King of Texas (2002) is an adaptation of King Lear within the western genre. Lear (Patrick Stewart) decides to divide his empire among his three daughters. In keeping with the original Shakespeare, the daughters must first tell their father how much they love him. At this point, Lear is on top, too self-centered to be bothered by an ornate, pompous letter from Sam Houston on Texas Independence Day. There is more than a hint, nevertheless, that however well-suited Lear is for Texas, and vice versa, certain misdeeds may have gone unpunished, but not unnoticed, that is, by man and God. As the film begins, two men have been hung under Lear's command over a spat involving a cow.
Suzanne expresses her love and receives an area east of Las Animas Creek. Rebecca takes her turn and walks off with the land west of a certain creek and south of Spanish Fort. Who knows where these places are, if they are indeed for real, but the greater point is that not only the two daughters, but their husbands as well, Highsmith and Tumlinson, are ecstatic. Claudia, the third daughter, again in keeping with the original, refuses to say anything, and gets nothing in return. In fact, she is ordered to leave and takes shelter with Menchaca.

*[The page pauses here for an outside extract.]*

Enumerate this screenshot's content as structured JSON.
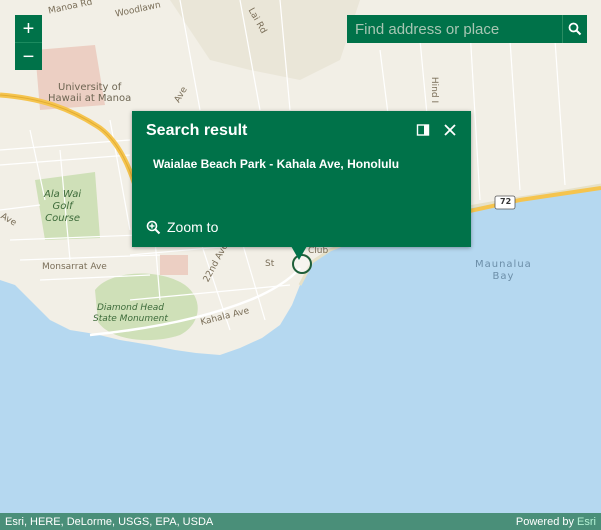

So, who is Menchaca? Well, suffice it to say that while seemingly innocent, Lear has set in motion a mess of turmoil that only gets worse and more hideous with the unfolding of each new event or piece of mostly venomous dialogue. Theoretically, it is unnecessary to have more than a passing familiarity with King Lear, the character, and others, such as Gloucester, less noble but no less loyal, re-interpreted by Roy Scheider as Henry Westover. But it is nonetheless humbling to see how readily adaptable Shakespeare is. His settings can be altered and modified. This sort of thing has been done before, with varying degrees of success more than failure. As a western, this particular play is very nicely re-worked -- not necessarily to everyone's liking. There are, of course, differences of opinion.
English majors and film professors can speak or write at length on the subject of comparison/contrast as befits the topic at hand. But it is a fair claim to say that the cinema also champions good raw material as much as the more accepted and revered arts, as well as to assert that the western is only dead if it wants to be. This film breathes life into an old, sad tale, and exhibits a robustness that westerns are not noted for at the time in which this one was made, in Mexico.